Initial production variant
Improved and revised 14-passenger variant powered by three 420 hp (310 kW) Pratt & Whitney Wasp radial engines,1 often called the Super Trimotor.
United States Army designation for the evaluation of one re-engined F.10A powered by three Wright R-975 radials.
United States Navy designation for the evaluation of one F.10A.
On June 10, 1929, a Pan Am F.10, registration NC9700 and named Cuba, struck telephone wires and crashed while taking off from Santiago de Cuba bound for Havana, killing two of five on board.

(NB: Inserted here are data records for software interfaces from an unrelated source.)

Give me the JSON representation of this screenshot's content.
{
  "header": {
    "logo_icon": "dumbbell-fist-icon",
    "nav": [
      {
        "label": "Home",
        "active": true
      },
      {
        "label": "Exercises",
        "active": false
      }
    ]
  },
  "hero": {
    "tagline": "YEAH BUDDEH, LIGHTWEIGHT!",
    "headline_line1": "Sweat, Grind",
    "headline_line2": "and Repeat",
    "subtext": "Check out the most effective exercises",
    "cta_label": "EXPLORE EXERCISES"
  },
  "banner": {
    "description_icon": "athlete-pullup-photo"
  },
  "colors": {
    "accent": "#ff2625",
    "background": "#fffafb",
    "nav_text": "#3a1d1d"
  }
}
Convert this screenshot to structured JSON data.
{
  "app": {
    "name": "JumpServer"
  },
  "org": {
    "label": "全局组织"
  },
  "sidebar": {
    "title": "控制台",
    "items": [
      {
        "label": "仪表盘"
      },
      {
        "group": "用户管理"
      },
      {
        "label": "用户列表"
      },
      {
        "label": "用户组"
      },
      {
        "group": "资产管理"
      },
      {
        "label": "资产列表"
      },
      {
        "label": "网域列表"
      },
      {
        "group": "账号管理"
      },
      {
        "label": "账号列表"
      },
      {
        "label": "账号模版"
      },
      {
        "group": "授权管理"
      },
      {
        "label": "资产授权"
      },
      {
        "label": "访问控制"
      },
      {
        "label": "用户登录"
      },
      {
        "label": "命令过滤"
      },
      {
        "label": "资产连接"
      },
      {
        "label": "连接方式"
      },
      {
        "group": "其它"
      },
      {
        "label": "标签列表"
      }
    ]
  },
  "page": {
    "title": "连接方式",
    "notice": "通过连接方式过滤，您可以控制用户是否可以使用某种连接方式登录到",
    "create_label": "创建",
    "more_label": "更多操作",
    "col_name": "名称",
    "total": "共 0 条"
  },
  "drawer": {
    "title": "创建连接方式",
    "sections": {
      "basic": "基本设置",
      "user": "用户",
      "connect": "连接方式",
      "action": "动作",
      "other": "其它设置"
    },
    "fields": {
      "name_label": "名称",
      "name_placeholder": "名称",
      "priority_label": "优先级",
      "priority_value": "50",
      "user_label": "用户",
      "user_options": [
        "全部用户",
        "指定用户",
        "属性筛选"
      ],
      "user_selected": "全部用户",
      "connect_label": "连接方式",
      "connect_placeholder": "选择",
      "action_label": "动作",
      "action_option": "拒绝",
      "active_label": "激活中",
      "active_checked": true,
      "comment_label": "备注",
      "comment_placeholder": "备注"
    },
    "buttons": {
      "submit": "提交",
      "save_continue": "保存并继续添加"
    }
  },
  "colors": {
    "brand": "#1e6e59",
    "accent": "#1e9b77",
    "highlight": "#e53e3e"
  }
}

The aircraft failed to gain altitude due to a waterlogged runway.
On March 31, 1931, TWA Flight 599 crashed near Bazaar, Kansas after a wing separated in flight, killing all eight on board, including football coach Knute Rockne.
On March 19, 1932, an American Airways F.10A, registration NC652E, struck power lines in heavy fog and crashed into an orchard near Calimesa, California, killing all seven on board.
On September 8, 1932, an American Airways F.10, registration NC9716, crashed into a mountain in poor weather near Salt Flat, Texas, killing three of four on board.